Also, the treatment effects of dapagliflozin on MACE, ACM, and eGFR were again numerically consistent with the SGLT2-i analysis. These results are supportive of consistency across SGLT2 Inhibitors class in the reduction of cardiovascular risk and improved estimated glomerular filtration rate to be a class-effect.

Practice Pearls:

  •  Having the same mechanism of action of reduction in renal capacity for glucose reabsorption, all SGLT2 inhibitors lead to reductions in blood glucose concentrations, with a modest natriuretic effect, conferring some cardiovascular benefits and protective effects on the kidney.
  •  The uniqueness of the mechanism of action of SGLT2 inhibitors, being independent of β-cell function and insulin secretion, makes SGLT2 inhibitors useful for patients with longstanding diabetes.
  •  In general, SGLT2 inhibitors play a very important role in the management of T2DM. Their pleiotropic effects can potentially produce benefits beyond blood glucose control and therefore require future clinical trials on different mechanisms of actions of SGLT2 inhibitors in patients with T2DM.

Reference for “Cardiovascular and Renal Benefits of SGLT2 Inhibitors”:
Clegg, Heerspink., et al. “Reduction of Cardiovascular Risk and Improved Estimated Glomerular Filtration Rate by SGLT2 Inhibitors, Including Dapagliflozin, Is Consistent Across the Class: An Analysis of the Placebo Arm of EXSCEL’’ Diabetes Care 2019 Feb; 42(2): 318-326.

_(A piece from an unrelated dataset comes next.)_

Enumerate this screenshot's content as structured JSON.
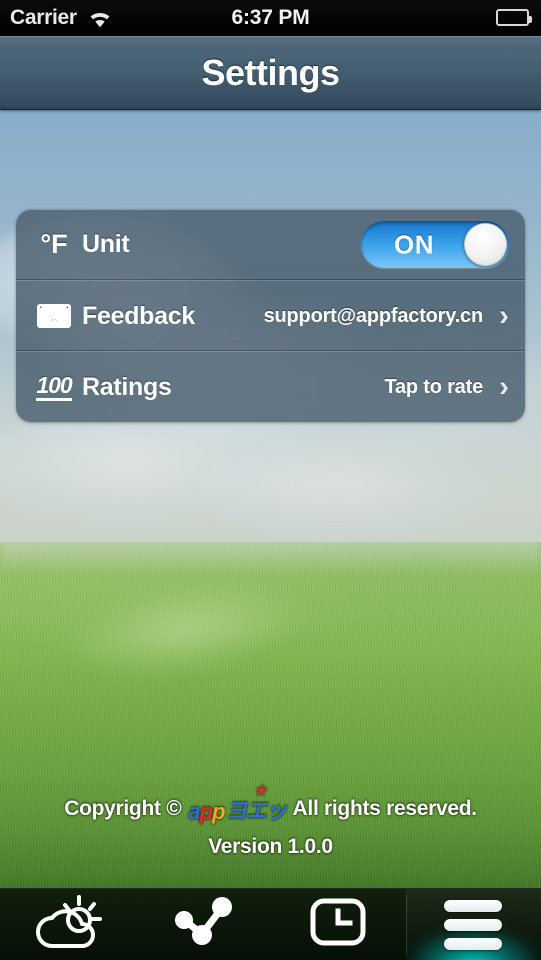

Onyi Ibeji, PharmD. Candidate, LECOM School of Pharmacy